Spoilers through Supergirl Season 1, Episode 17: “World’s Finest.”
I know that Xena: Warrior Princess is still in talks to get a reboot, but until that day comes, I’ll be subsisting off of Netflix Xena reruns on a daily basis. (No, seriously.) Xena, for me, has always been that comfort show, the one I go back to when I’m in a bad mood and need something to make me feel better. I know every episode by heart and still it manages to surprise me. In my many years of searching, there hasn’t been a show able to match that pulpy goodness, the happiness, or the strong characters for a long time.
And then Supergirl came along.
I’m not sure which episode it happened, but at some point, Supergirl starting scratching that itch for a Xena-like show. Don’t get me wrong, Supergirl isn’t going to fill the chakram-shaped hole in my heart with only 17 episodes, but like Xena, it’s a show that’s bursting at the seams with joy and hope, and dammit if it doesn’t make me feel empowered as a woman.
For starters, Supergirl is full of women.
One of the things we feminists love about Xena is that it’s chock-full of ladies. Female heroes, female villains, female damsels, females in the background, females EVERYWHERE. It’s almost like Beyonce was singing about Xena when asking, “Who run the world?” (Girls. Girls.) And what’s more, Xena never relied on a man to save her. That was up to her and Gabrielle and my god, as both a young girl and an adult, it’s wonderful to watch.
Supergirl doesn’t rely on the men in her life, either, unfortunately for both Winn and James. Even in the Flash crossover episode, Barry Allen was relegated to eye candy, there for a laugh, a smile, and a few kind words of wisdom. And thank goodness for that because how disappointed would we have been to watch Barry zip in and save the day? Supergirl doesn’t need that and neither do we as fans.
And all those women are kicking ass.
Let’s all just take a moment to appreciate Kara’s arms in the Supergirl suit. I don’t know if that muscle definition is real or fake but hot damn is it refreshing to see a woman who looks like she could really knock you into next week, just like Xena and Gabrielle did to, well, everyone.

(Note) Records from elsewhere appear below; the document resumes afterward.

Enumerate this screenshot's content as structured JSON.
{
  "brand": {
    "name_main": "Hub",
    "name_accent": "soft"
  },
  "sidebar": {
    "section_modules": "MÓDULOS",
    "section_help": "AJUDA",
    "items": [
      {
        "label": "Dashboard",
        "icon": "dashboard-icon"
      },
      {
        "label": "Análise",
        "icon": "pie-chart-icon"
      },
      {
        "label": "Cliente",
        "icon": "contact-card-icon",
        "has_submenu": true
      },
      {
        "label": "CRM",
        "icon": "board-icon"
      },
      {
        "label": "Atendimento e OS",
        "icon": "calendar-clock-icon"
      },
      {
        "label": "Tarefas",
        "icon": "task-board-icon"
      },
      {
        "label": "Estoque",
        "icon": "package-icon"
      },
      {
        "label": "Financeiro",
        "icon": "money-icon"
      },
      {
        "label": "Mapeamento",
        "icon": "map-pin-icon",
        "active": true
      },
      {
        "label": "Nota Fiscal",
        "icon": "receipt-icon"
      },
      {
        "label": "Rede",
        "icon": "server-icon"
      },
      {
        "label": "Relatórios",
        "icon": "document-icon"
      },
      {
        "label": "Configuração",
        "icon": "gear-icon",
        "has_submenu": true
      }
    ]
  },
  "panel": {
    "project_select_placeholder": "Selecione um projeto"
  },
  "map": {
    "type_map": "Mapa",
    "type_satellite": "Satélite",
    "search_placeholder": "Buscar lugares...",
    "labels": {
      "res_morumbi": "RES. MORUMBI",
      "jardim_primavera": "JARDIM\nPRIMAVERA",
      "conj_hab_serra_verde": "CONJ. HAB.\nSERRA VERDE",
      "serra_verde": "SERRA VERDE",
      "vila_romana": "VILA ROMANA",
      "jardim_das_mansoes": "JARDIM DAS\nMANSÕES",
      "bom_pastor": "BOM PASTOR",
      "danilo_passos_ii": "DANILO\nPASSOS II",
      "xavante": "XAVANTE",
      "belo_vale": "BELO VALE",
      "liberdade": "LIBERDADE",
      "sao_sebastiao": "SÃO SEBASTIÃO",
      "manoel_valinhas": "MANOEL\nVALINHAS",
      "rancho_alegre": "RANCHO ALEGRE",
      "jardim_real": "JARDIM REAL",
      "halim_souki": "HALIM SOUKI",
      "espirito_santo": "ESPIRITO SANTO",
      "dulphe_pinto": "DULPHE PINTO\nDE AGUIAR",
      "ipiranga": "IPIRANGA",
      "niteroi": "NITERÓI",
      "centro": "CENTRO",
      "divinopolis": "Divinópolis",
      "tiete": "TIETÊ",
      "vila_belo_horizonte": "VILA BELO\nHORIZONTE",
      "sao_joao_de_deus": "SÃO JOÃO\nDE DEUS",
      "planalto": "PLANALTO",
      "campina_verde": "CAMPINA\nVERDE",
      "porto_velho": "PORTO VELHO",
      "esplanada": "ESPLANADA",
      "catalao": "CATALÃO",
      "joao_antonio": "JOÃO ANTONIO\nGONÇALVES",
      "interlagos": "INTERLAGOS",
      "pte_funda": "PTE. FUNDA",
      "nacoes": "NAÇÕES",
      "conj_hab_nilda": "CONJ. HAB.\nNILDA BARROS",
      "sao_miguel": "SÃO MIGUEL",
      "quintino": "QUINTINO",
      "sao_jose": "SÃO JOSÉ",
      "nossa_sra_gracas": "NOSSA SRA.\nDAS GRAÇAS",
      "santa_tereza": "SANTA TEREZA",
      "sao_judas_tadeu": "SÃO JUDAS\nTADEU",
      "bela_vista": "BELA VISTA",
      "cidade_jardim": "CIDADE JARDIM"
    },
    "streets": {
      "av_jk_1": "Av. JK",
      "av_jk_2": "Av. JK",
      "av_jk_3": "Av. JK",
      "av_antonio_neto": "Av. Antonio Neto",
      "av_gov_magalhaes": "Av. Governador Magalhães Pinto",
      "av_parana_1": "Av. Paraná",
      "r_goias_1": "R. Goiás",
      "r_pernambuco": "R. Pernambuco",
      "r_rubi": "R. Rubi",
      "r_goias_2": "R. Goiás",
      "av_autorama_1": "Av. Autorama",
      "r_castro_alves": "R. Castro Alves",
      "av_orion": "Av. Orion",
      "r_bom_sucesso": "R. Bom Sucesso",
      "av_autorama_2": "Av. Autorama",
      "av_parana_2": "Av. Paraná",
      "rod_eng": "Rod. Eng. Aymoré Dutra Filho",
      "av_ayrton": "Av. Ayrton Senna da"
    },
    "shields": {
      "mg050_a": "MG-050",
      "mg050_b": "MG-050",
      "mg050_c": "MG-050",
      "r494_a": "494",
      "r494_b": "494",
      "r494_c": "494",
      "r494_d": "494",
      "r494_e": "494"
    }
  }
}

And it’s not just the Kryptonian taking names; Alex is a physical force to be reckoned with, as well as intelligent and fiercely loyal. Cat Grant is a self-made woman who looks to please no one and isn’t afraid to stand up for what she believes in, especially when it comes to defending Supergirl. And then there are all those other great female characters like Lucy Lane and Astra who also shine when given the spotlight.
At it’s heart, Supergirl is about the relationship between two women.
Xena and Gabrielle’s give-and-take relationship sustained the show for six seasons. Without it, there’s no way the show would have achieved its large, vocal fanbase who still, 20 years after the show’s original airing, attend shows and conventions in droves. We love this pairing (and some of us still don’t want to let it go).
For Supergirl, it’s the relationship between sisters Kara and Alex that guides us. Obviously their relationship is lacking in the subtext (thankfully–we don’t need some Lannister nonsense up in here) but it’s still up to the two of them to save the day. It’s this relationship that keeps Supergirl from being like every other comic book show on television. To some extent, we can see that strength of partnership in Kara and Cat’s relationship, but theirs is a more antagonistic affair. As I’ve said before, “Where Cat Grant keeps Kara grounded in reality, Alex keeps Kara flying.” Alex sees the world in Kara, believes her capable of doing anything. As someone who’s big into vagina loyalty, it makes me utterly gleeful to see two women support one another unconditionally.
The romance is minimal.
You could get into some lengthy internet arguments about whether or not Xena and Gabrielle were romantically involved. Personally, I’m of the mindset that “soulmates” was always more than just friends (and even Lucy Lawless has said she considered them married) but there was never a big to-do about either of them romantically. Sure, there were boys that came and went, but Xena was about action, about saving the world first and foremost. Any romance was just a nice bonus.
I was worried for a while there that Supergirl might pull an Arrow and start putting the love triangle and emotions front and center. Thankfully, the show has gotten away from that and realized that the lovey-dovey stuff is just a nice bonus. We want to see Supergirl save the world, not fret about what to say or do around the boy she likes. Sure, the stuff with Winn and James has drifted back and forth into the spotlight, but it’s never detracted from Supergirl’s goal; it’s never caused her to make stupid mistakes. Save the day first, then kiss the boy if you want. Besides, she’s got Alex at her side helping her along the way.
Supergirl only has two episodes left in it’s first season and while it hasn’t been renewed yet (CBS, COME ON), watching this season has given me so much more joy and “girl power” than I ever imagined. Supergirl is far from perfect, it has about 10 layers of cheese you have to cut through to get to the meat, but Xena wasn’t perfect either and that doesn’t make me love both any less.
Two more episodes left in the season and I’m already a wreck.